Find out more about getting a commission

Your Requirements

Know Your Budget

The biggest constraint is usually your budget. Know roughly what you want to spend.

Your Paint Scheme

Do you have a particular paint scheme in mind?

You can ask for help working this out if you’re not sure, or commission a prototype to help develop the paint scheme.

If you have very specific and detailed requirements you should be prepared to clearly document them out.

Masterpiece or ‘Quick and Dirty’?

One way to approach a commission is to ask: “What can I get for <insert your budget here>?”

The basic table standard will be far better that most people can do themselves, so you don’t need to break the bank

You can add extra details in stage to help control costs, for example battle damage, paint chipping, and dirt / scratches

Other Considerations

The following section contains a bunch of other things to think about when getting a painting commission.

Any questions?  Give us a shout!


For games like Star Wars Legion, the appearance of a model is greatly affected by the base that it is on. A simple “rock” base is often enough, especially if the rock colour contrasts with the miniature’s paint scheme.

People often build an army or miniature collection with a common theme for their bases, for example, they all have snowy base representing the environment of the planet Hoth from The Empire Strikes Back


Most models have some kind of production defect – for example, mould lines.  3D printed models will alomst always benefit some additional cleaning. 

If your models have a non-trivial amount of cleaning required, this may add to the time to the project.

Not all defects have to be removed, however.  Some people just want to get them painted – this is especially true when painting to the a Tabletop Standard.

Pre-assembled models

Pre-assembled models typically take longer to paint and may result in painting defects due to hard-to-reach areas.

However, assembling models will significantly reduce the costs. A set of 7 Star Wars Legion miniatures might take 2 hours to remove from their sprues, clean and glue together.

There is a risk that models get minor damage or pieces lost during assembly. Assembly cost effectively insure against this risk. 



Painting many of the same type of miniature at once can often reduce the cost of painting them slightly.

Large models (eg, vehicles)

Usually larger models take more time and paint, but this is not always the case as often large flat panels can be done with bigger brushes.

Vehicles also offer much more opportunity for the use of decals, adding paint chips and other distressing, and are often focal points of an army or collection, so usually warrant more time and attention.

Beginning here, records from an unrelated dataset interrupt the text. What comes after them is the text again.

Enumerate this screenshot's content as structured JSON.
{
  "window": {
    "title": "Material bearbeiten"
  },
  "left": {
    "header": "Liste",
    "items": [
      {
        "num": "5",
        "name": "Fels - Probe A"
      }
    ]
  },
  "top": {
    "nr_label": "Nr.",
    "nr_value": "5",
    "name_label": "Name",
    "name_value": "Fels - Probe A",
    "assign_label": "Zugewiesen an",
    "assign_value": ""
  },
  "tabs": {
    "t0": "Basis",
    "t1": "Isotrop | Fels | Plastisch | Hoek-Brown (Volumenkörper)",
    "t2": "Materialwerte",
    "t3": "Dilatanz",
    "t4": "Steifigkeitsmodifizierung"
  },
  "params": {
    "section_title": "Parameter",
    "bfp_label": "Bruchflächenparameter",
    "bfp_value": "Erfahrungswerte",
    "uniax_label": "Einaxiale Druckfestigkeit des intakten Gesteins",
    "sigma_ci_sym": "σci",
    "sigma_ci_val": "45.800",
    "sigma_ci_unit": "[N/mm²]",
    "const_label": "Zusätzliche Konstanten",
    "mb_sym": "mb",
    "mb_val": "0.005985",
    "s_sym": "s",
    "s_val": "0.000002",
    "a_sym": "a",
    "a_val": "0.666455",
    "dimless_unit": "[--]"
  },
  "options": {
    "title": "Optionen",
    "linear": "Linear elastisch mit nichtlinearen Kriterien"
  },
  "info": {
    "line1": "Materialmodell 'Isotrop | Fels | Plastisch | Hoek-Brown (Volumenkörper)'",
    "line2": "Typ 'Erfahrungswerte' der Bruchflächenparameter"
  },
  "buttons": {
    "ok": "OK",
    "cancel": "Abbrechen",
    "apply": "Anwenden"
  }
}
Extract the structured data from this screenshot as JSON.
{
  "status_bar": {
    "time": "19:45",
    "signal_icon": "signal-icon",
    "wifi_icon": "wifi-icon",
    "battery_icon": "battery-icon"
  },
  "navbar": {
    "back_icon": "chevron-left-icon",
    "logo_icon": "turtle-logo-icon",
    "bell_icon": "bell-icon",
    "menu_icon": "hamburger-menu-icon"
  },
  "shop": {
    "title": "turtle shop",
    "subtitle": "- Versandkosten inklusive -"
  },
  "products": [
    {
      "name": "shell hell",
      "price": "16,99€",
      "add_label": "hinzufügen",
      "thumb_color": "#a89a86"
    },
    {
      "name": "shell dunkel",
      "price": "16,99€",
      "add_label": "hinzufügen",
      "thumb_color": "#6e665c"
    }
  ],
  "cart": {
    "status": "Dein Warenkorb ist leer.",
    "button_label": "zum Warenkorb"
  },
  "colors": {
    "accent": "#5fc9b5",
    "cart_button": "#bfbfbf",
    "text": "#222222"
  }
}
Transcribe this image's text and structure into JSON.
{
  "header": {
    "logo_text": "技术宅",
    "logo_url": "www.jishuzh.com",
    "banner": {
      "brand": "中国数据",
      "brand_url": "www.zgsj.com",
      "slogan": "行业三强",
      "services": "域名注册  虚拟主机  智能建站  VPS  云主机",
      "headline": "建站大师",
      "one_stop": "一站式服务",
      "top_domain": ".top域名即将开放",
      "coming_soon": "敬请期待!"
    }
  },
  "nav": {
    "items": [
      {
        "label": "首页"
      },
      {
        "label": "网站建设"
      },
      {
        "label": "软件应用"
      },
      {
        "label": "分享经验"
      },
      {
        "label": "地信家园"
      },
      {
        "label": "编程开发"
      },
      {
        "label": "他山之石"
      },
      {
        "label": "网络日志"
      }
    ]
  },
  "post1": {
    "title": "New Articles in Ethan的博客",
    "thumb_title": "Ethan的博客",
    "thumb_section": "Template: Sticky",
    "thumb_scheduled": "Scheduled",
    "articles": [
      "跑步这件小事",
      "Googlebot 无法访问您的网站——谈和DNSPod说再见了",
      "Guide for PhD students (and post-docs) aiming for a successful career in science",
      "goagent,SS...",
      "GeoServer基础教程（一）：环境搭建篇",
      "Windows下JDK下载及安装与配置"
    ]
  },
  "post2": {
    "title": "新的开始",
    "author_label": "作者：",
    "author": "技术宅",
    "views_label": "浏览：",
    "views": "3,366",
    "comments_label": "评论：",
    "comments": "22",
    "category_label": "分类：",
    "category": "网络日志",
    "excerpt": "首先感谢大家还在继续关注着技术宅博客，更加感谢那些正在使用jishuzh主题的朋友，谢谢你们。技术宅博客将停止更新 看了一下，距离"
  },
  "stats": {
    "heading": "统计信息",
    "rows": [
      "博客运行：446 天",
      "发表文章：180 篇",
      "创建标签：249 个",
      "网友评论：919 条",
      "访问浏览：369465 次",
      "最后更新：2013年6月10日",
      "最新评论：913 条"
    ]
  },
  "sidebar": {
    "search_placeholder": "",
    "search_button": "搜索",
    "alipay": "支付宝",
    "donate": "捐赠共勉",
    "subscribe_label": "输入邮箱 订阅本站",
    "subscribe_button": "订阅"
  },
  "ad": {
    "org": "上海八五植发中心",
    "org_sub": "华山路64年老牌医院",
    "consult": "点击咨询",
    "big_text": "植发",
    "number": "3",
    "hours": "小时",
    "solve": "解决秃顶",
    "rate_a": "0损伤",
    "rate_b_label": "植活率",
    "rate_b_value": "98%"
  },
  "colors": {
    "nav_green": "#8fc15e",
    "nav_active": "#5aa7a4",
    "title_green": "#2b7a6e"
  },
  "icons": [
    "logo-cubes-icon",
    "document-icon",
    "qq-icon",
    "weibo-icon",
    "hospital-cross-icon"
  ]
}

Complex models

Some models are naturally more time-consuming to paint. For example, models with faces take longer than models that have helmets or hats that cover the face.

Games Workshop’s models, for example, are often superbly details. This comes with the downside that they can take longer to paint than say, a Fantasy Flight Games Stormtrooper.

Extra Photography

One miniatures are finished, you’ll be sent some photos for your approval. Additional photos can be arranged.


By default, models get a single coat of a matt varnish to protect the paintwork. It may be that more varnish is required, say if you expect models to get handled more than usual.

You may also want a satin or gloss varnish on parts of the model (say, on bright white Stormtrooper armour), or all over the model.

Painting techniques

There are often a number of different ways to approach painting a miniature . Some methods are quicker than others. This especially applies to large models.